A computer-implemented method for operating a device, the method comprising:
disabling a function of an operating system in a device;
presenting an advertisement in the device while the function is disabled;
and enabling the function in response to the advertisement ending.
So reads the first claim from a patent application that Apple recently filed (with Steve Jobs as first inventor, no less!) for technology to deliver a rather compelling ad-supported business model. Or perhaps the better word is compulsory. You can read an analysis by Randall Stross in the New York Times.
I agree with Stross that it’s hard to imagine Apple ever implementing the technology described by the patent application–indeed, Apple has been one of the few success stories for paid digital content models. That said, the approach does feel like at least one endpoint for the ad-supported model–it guarantees the advertisers the attention that they are paying for by subsidizing content or services.

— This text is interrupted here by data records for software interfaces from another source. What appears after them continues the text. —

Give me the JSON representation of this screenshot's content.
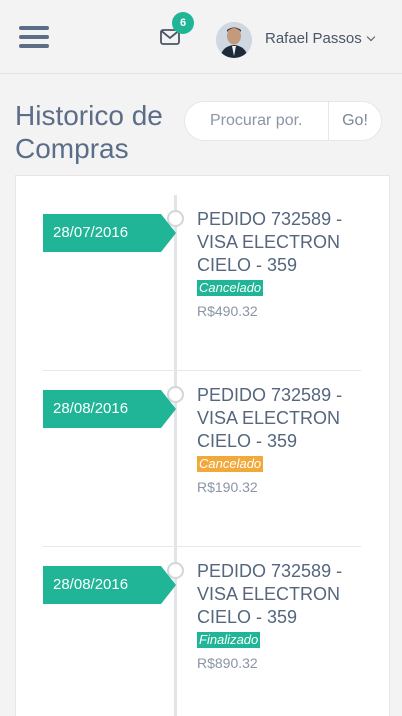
{
  "header": {
    "notification_count": "6",
    "user_name": "Rafael Passos"
  },
  "page": {
    "title": "Historico de Compras"
  },
  "search": {
    "placeholder": "Procurar por.",
    "button_label": "Go!"
  },
  "orders": [
    {
      "date": "28/07/2016",
      "title": "PEDIDO 732589 - VISA ELECTRON CIELO - 359",
      "status": "Cancelado",
      "status_color": "#1fb596",
      "price": "R$490.32"
    },
    {
      "date": "28/08/2016",
      "title": "PEDIDO 732589 - VISA ELECTRON CIELO - 359",
      "status": "Cancelado",
      "status_color": "#f2a93b",
      "price": "R$190.32"
    },
    {
      "date": "28/08/2016",
      "title": "PEDIDO 732589 - VISA ELECTRON CIELO - 359",
      "status": "Finalizado",
      "status_color": "#1fb596",
      "price": "R$890.32"
    }
  ],
  "icons": {
    "menu": "hamburger-menu-icon",
    "mail": "envelope-icon",
    "dropdown": "chevron-down-icon",
    "timeline_node": "circle-icon"
  }
}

The advertising business is a bit more top of mind for me, now that it pays my salary. Google’s approach, however, follows the aphorism that honey catches more flies than vinegar: it tries to target ads well enough that users want to click on them, rather than to simply endure them as a cost of subsidizing free services. Google’s revenue (and the popularity of PPC models in general) is a testament to the success of this approach, my occasional rant notwithstanding.
In general, the industry seems to have found a compromise in how aggressively to push ads at users. Users can safely ignore (or even block) sponsored links, but few people do. Pre-roll ads on video sites (i.e., advertising before a video starts) are more invasive, but a number of sites let users skip them. You can read why the YouTube folks are testing this approach. Advertisers–or at least ad-supported services–seem to recognize that they can’t cross the line between pursuing users’ attention and annoying users to the point of alienation.
Still, technology like Apple’s patent application describes shows that it is possible for the ad-supported model to take a more more aggressive approach. Part of me wonders if more aggressive ad-supported models would revitalize paid content models, as users would stop perceiving the former as free. But I suspect that the gentler ad-supported model is here to stay, and that it will continue to strive toward the point of optimal effectiveness.